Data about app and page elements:
_ _ _ _

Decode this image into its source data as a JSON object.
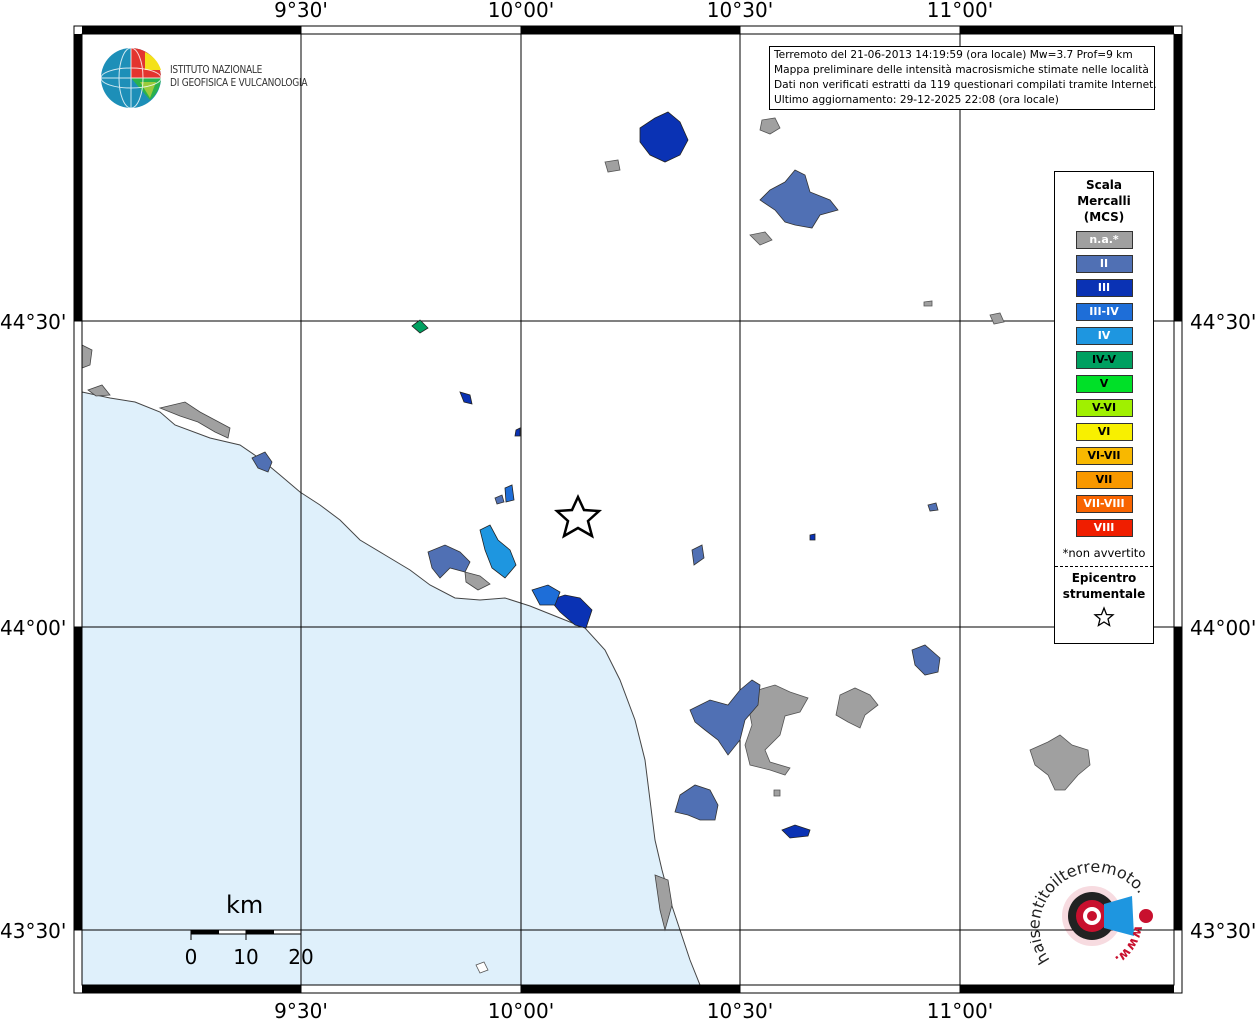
{
  "map": {
    "lon_labels": [
      "9°30'",
      "10°00'",
      "10°30'",
      "11°00'"
    ],
    "lat_labels": [
      "44°30'",
      "44°00'",
      "43°30'"
    ],
    "colors": {
      "sea": "#dff0fb",
      "grid": "#000000",
      "na": "#a0a0a0",
      "II": "#5070b4",
      "III": "#0a32b4",
      "III-IV": "#1e6ed8",
      "IV": "#1e96e0",
      "IV-V": "#00a060",
      "V": "#00e028",
      "V-VI": "#a0f000",
      "VI": "#f8f000",
      "VI-VII": "#f8b800",
      "VII": "#f89800",
      "VII-VIII": "#f86400",
      "VIII": "#f01e00"
    }
  },
  "info": {
    "line1": "Terremoto del 21-06-2013 14:19:59 (ora locale) Mw=3.7 Prof=9 km",
    "line2": "Mappa preliminare delle intensità macrosismiche stimate nelle località",
    "line3": "Dati non verificati estratti da 119 questionari compilati tramite Internet.",
    "line4": "Ultimo aggiornamento: 29-12-2025 22:08 (ora locale)"
  },
  "legend": {
    "title1": "Scala",
    "title2": "Mercalli",
    "title3": "(MCS)",
    "items": [
      {
        "label": "n.a.*",
        "color": "#a0a0a0"
      },
      {
        "label": "II",
        "color": "#5070b4"
      },
      {
        "label": "III",
        "color": "#0a32b4"
      },
      {
        "label": "III-IV",
        "color": "#1e6ed8"
      },
      {
        "label": "IV",
        "color": "#1e96e0"
      },
      {
        "label": "IV-V",
        "color": "#00a060"
      },
      {
        "label": "V",
        "color": "#00e028"
      },
      {
        "label": "V-VI",
        "color": "#a0f000"
      },
      {
        "label": "VI",
        "color": "#f8f000"
      },
      {
        "label": "VI-VII",
        "color": "#f8b800"
      },
      {
        "label": "VII",
        "color": "#f89800"
      },
      {
        "label": "VII-VIII",
        "color": "#f86400"
      },
      {
        "label": "VIII",
        "color": "#f01e00"
      }
    ],
    "note": "*non avvertito",
    "epi1": "Epicentro",
    "epi2": "strumentale"
  },
  "logo": {
    "line1": "ISTITUTO NAZIONALE",
    "line2": "DI GEOFISICA E VULCANOLOGIA"
  },
  "scale": {
    "unit": "km",
    "ticks": [
      "0",
      "10",
      "20"
    ]
  },
  "hst": {
    "text": "haisentitoilterremoto.it",
    "www": "www."
  }
}
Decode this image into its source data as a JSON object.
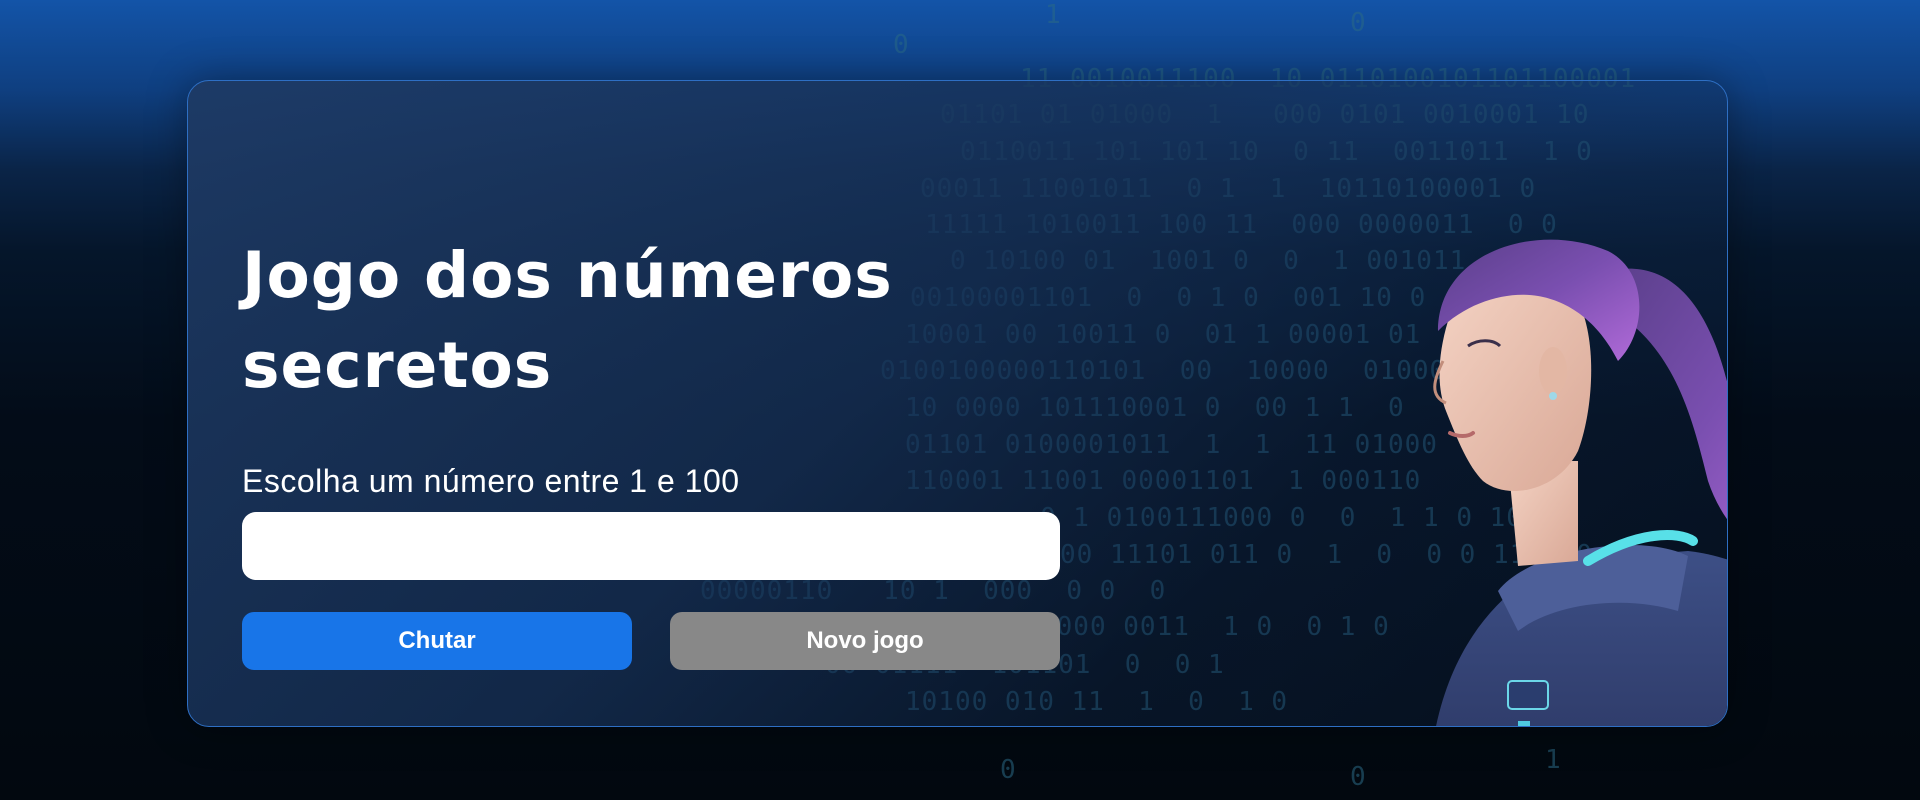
{
  "game": {
    "title": "Jogo dos números secretos",
    "prompt": "Escolha um número entre 1 e 100",
    "input_value": "",
    "guess_button": "Chutar",
    "new_game_button": "Novo jogo"
  },
  "background": {
    "code_lines": [
      "1",
      "0",
      "0",
      "11 0010011100  10 0110100101101100001",
      "01101 01 01000  1   000 0101 0010001 10",
      "0110011 101 101 10  0 11  0011011  1 0",
      "00011 11001011  0 1  1  10110100001 0",
      "11111 1010011 100 11  000 0000011  0 0",
      "0 10100 01  1001 0  0  1 001011",
      "00100001101  0  0 1 0  001 10 0",
      "10001 00 10011 0  01 1 00001 01",
      "0100100000110101  00  10000  0100011 00",
      "10 0000 101110001 0  00 1 1  0",
      "01101 0100001011  1  1  11 01000",
      "110001 11001 00001101  1 000110",
      "0 1 0100111000 0  0  1 1 0 1030",
      "00 11101 011 0  1  0  0 0 11 100",
      "00000110   10 1  000  0 0  0",
      "0000 0011  1 0  0 1 0",
      "00 01111  101101  0  0 1",
      "10100 010 11  1  0  1 0",
      "0",
      "0",
      "1"
    ],
    "accent_color": "#1875e8",
    "secondary_color": "#888888"
  }
}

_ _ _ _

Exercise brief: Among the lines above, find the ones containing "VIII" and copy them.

Expected answer:
      "VII-VIII": "#f86400",
      "VIII": "#f01e00"
        "label": "VII-VIII",
        "label": "VIII",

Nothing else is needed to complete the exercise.